  • Technical assistance solutions work best when teams have dedicated time to practice new skills and receive feedback. As data storytelling and communicating impact becomes increasingly important to nonprofits, ongoing skill-building will be critical to drive their missions forward. Being part of a program with like-minded learners can increase confidence in trying new tools and strategies that can benefit the organization and the communities it serves. The safe space of the LWW program provided the opportunity for sharing challenges as well as successes, which kept leaders motivated to continue their data journey.
  • Expanding an organization’s data and learning culture takes serious commitment. Creating an organizational culture that is responsive to leveraging the power of data requires buy-in at all levels—from direct service providers taking responsibility for consistent data entry to management aggregating, analyzing, using, and sharing the findings. It helps to start small and to be consistent in dedicating time to the continuous learning process.
  • New York nonprofit organizations recognize the potential of shared measures. Data captured on our LWW evaluation survey indicated the majority of respondents “are interested in exploring shared measurement systems to monitor performance and impact (e.g., Key Performance Indicator dashboards) with other NYC nonprofits providing services/solutions in the areas of community development, education, and health.” Therefore, we will continue to engage nonprofits in conversations to explore this concept further.

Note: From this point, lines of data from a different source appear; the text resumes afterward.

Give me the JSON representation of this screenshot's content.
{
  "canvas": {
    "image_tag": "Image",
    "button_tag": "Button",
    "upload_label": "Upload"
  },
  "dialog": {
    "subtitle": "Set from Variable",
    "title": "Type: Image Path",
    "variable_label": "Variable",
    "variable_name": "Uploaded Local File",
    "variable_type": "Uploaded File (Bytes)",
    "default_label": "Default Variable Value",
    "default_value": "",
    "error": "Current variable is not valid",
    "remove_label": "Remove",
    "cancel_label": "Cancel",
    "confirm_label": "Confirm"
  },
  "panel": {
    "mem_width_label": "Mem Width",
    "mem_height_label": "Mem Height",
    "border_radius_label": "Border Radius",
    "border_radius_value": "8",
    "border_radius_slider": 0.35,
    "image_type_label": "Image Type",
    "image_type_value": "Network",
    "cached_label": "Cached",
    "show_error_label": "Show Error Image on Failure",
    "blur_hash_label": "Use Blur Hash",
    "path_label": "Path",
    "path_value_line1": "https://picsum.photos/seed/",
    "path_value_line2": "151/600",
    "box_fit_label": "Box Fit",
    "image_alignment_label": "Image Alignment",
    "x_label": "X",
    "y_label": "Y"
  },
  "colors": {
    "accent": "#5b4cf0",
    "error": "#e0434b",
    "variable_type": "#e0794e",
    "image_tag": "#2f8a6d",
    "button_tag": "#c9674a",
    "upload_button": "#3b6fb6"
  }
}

Learning What Works Participant Quotes:

“I truly enjoyed this experience; the facilitators were well chosen, and the materials were invaluable.”

“I really enjoyed the program and my growth overall. Thank you for this great opportunity.”

“The LWW program introduced me to materials and methodologies I was not familiar with or aware of when I first started the program. LWW not only shared information but gave me the resources necessary to find information on my own and look at data from new perspectives.”

“I liked that the LWW program brought in professional guest presenters who used concrete examples of how to present data.”

“The LWW program exceeded my expectations.”

A Special Thanks to:

The 2019-2020 Learning What Works Cohort

The team at Nonprofit New York—in particular, the support and collaboration of Melkis Alvarez-Baez, Lakimja Mattocks, and Sharon Stapel (former president of Nonprofit New York).

This program was supported by a grant from New York Community Trust.